How to Celebrate Holidays During a Pandemic
Between large-gathering bans and shortages in grocery stores, prepping for festivities and holidays is difficult this year for many and probably the last thing on our minds. But just like with any outdoor sport or recreational activity, reacting and making the most out of every situation is in our nature. Coincidentally, upcoming holidays like Easter and Passover celebrate not only renewal and rebirth but resiliency and redemption—the boundless spirit of life itself. Sure, the parties maybe smaller, or the traditional egg hunt may be cancelled due to the limited supply of eggs. Still we can gather however we are able to, whip up celebratory meals or order delivery, and plan games and activities for the kids. Here are some ideas you can implement for Easter and Passover holiday during the quarantine.
The tradition of decorating eggs may not be feasible as fresh eggs may be hard to find this year, and you may want to consider saving the eggs for eating instead of decorating. Instead, consider substituting the eggs for pinecones. Take a stroll through your neighborhood to search for some that you can bring back and decorate or order them online. Grab some paint, glitter, or favorite egg decorating kit and get crafty! As an added bonus, you can save your favorite pinecones for next year.
Not your average egg hunt
If your home or yard has space, tuck some eggs and hide them for your kids to find. For larger Easter hunts, get in touch with neighbors by connecting online and ask all to participate in decorating Easter Eggs and leave them around their front yard or window facing the street. On Easter, families can walk the neighborhood and try to spot all the Easter Eggs.
Another good way to get some fresh air while practicing safety is to plan a scavenger hunt with things that you'll be able to find around your neighborhood. Make sure to offer treats as a reward for successfully spotting the items.
Holidays like Easter are normally filled with tasty colorful treats that are likely to lift the spirits. Baking essentials like flour, sugar, baking powder, and vanilla extra are pantry staples. If you have enough, with the proper food coloring, you can get creative. Involve the kids with decorating the desserts to keep them busy.
Order Delivery or Takeout
(Photo: Wexler's Deli)
Since supplies are short and the importance of avoiding a trip to the grocery store during this time is vital, the preparation of cooking an ceremonial holiday meal may deplete most of your supply of ingredients.

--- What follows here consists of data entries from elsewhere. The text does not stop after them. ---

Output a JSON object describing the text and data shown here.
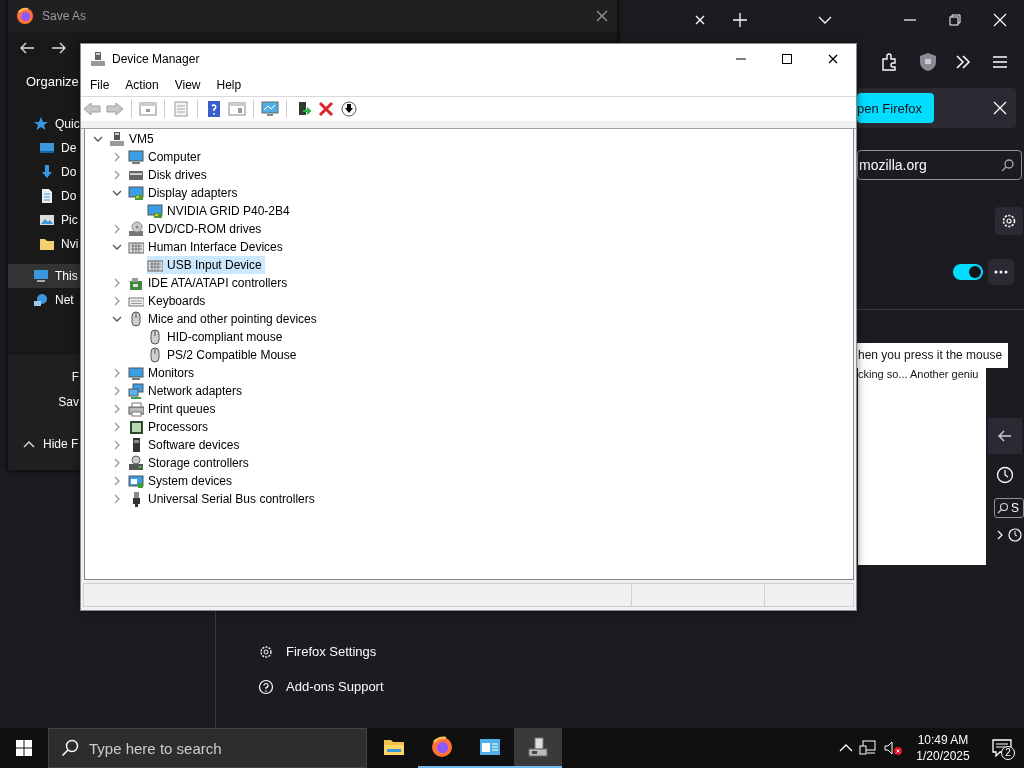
{
  "firefox": {
    "notification": {
      "button": "pen Firefox"
    },
    "search": {
      "value": "mozilla.org"
    },
    "extension_toggle": {
      "on": true
    },
    "review_text": [
      "hen you press it the mouse",
      "cking so... Another geniu"
    ],
    "side_panel": {
      "search": "S"
    },
    "footer_links": [
      {
        "kind": "settings",
        "label": "Firefox Settings"
      },
      {
        "kind": "help",
        "label": "Add-ons Support"
      }
    ]
  },
  "save_as": {
    "title": "Save As",
    "toolbar": "Organize",
    "sidebar": [
      {
        "kind": "star",
        "label": "Quic",
        "selected": false,
        "children": [
          {
            "kind": "desktop",
            "label": "De",
            "selected": false
          },
          {
            "kind": "download",
            "label": "Do",
            "selected": false
          },
          {
            "kind": "document",
            "label": "Do",
            "selected": false
          },
          {
            "kind": "picture",
            "label": "Pic",
            "selected": false
          },
          {
            "kind": "folder",
            "label": "Nvi",
            "selected": false
          }
        ]
      },
      {
        "kind": "pc",
        "label": "This",
        "selected": true
      },
      {
        "kind": "network",
        "label": "Net",
        "selected": false
      }
    ],
    "fields": [
      "F",
      "Sav"
    ],
    "hide_folders": "Hide F"
  },
  "device_manager": {
    "title": "Device Manager",
    "menu": [
      "File",
      "Action",
      "View",
      "Help"
    ],
    "tree": [
      {
        "kind": "root",
        "label": "VM5",
        "expanded": true,
        "selected": false,
        "children": [
          {
            "kind": "computer",
            "label": "Computer",
            "expanded": false,
            "selected": false
          },
          {
            "kind": "disk",
            "label": "Disk drives",
            "expanded": false,
            "selected": false
          },
          {
            "kind": "display",
            "label": "Display adapters",
            "expanded": true,
            "selected": false,
            "children": [
              {
                "kind": "display",
                "label": "NVIDIA GRID P40-2B4",
                "selected": false
              }
            ]
          },
          {
            "kind": "dvd",
            "label": "DVD/CD-ROM drives",
            "expanded": false,
            "selected": false
          },
          {
            "kind": "hid",
            "label": "Human Interface Devices",
            "expanded": true,
            "selected": false,
            "children": [
              {
                "kind": "hid",
                "label": "USB Input Device",
                "selected": true
              }
            ]
          },
          {
            "kind": "ide",
            "label": "IDE ATA/ATAPI controllers",
            "expanded": false,
            "selected": false
          },
          {
            "kind": "keyboard",
            "label": "Keyboards",
            "expanded": false,
            "selected": false
          },
          {
            "kind": "mouse",
            "label": "Mice and other pointing devices",
            "expanded": true,
            "selected": false,
            "children": [
              {
                "kind": "mouse",
                "label": "HID-compliant mouse",
                "selected": false
              },
              {
                "kind": "mouse",
                "label": "PS/2 Compatible Mouse",
                "selected": false
              }
            ]
          },
          {
            "kind": "monitor",
            "label": "Monitors",
            "expanded": false,
            "selected": false
          },
          {
            "kind": "network",
            "label": "Network adapters",
            "expanded": false,
            "selected": false
          },
          {
            "kind": "printer",
            "label": "Print queues",
            "expanded": false,
            "selected": false
          },
          {
            "kind": "processor",
            "label": "Processors",
            "expanded": false,
            "selected": false
          },
          {
            "kind": "software",
            "label": "Software devices",
            "expanded": false,
            "selected": false
          },
          {
            "kind": "storage",
            "label": "Storage controllers",
            "expanded": false,
            "selected": false
          },
          {
            "kind": "system",
            "label": "System devices",
            "expanded": false,
            "selected": false
          },
          {
            "kind": "usb",
            "label": "Universal Serial Bus controllers",
            "expanded": false,
            "selected": false
          }
        ]
      }
    ]
  },
  "taskbar": {
    "search_placeholder": "Type here to search",
    "apps": [
      {
        "kind": "explorer",
        "running": false,
        "active": false
      },
      {
        "kind": "browser",
        "running": true,
        "active": false
      },
      {
        "kind": "window",
        "running": true,
        "active": false
      },
      {
        "kind": "devices",
        "running": true,
        "active": true
      }
    ],
    "clock": {
      "time": "10:49 AM",
      "date": "1/20/2025"
    },
    "notifications": "2"
  }
}
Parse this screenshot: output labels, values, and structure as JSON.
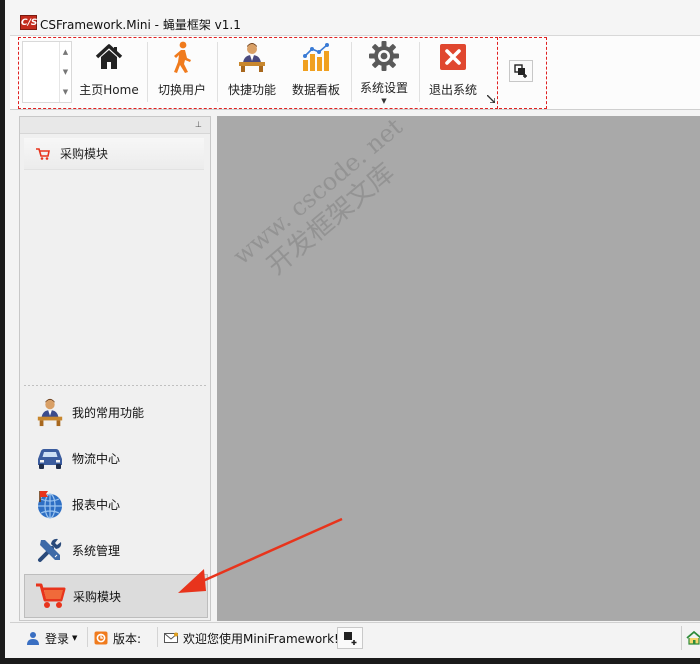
{
  "window": {
    "title": "CSFramework.Mini - 蝇量框架 v1.1",
    "logo_text": "C/S"
  },
  "ribbon": {
    "buttons": [
      {
        "label": "主页Home",
        "icon": "home-icon"
      },
      {
        "label": "切换用户",
        "icon": "walking-person-icon"
      },
      {
        "label": "快捷功能",
        "icon": "person-at-desk-icon"
      },
      {
        "label": "数据看板",
        "icon": "bar-chart-icon"
      },
      {
        "label": "系统设置",
        "icon": "gear-icon"
      },
      {
        "label": "退出系统",
        "icon": "close-icon"
      }
    ]
  },
  "nav": {
    "group_caption": "采购模块",
    "items": [
      {
        "label": "我的常用功能",
        "icon": "person-at-desk-icon"
      },
      {
        "label": "物流中心",
        "icon": "car-icon"
      },
      {
        "label": "报表中心",
        "icon": "globe-flag-icon"
      },
      {
        "label": "系统管理",
        "icon": "tools-icon"
      },
      {
        "label": "采购模块",
        "icon": "shopping-cart-icon",
        "active": true
      }
    ]
  },
  "watermark": {
    "line1": "www. cscode. net",
    "line2": "开发框架文库"
  },
  "statusbar": {
    "login_label": "登录",
    "version_label": "版本:",
    "welcome_text": "欢迎您使用MiniFramework!"
  },
  "colors": {
    "accent": "#e8341c",
    "workspace": "#a9a9a9",
    "icon_orange": "#f07b1d"
  }
}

Instead, support your local restaurant and ask if they’re offering special delivery for your holiday meal. This takes the stress out of rationing out your pantry and gives you an excuse to decorate the table to make it feel like you were out in a restaurant.
Gather using a web-hosting service
Most states across the country has banned public gatherings, even if your religious institution is holding service, reconsider and think if attending would be the safest for yourself and family. There are plenty of ways to stay connected with your community or family with digital services like Facetime, Skype, or Zoom.
As we continue this practice of social distancing, remember what you’re celebrating. Both Easter and Passover are tragic times with beautiful endings. And as with the story of COVID-19, this too will pass with all of us stronger together.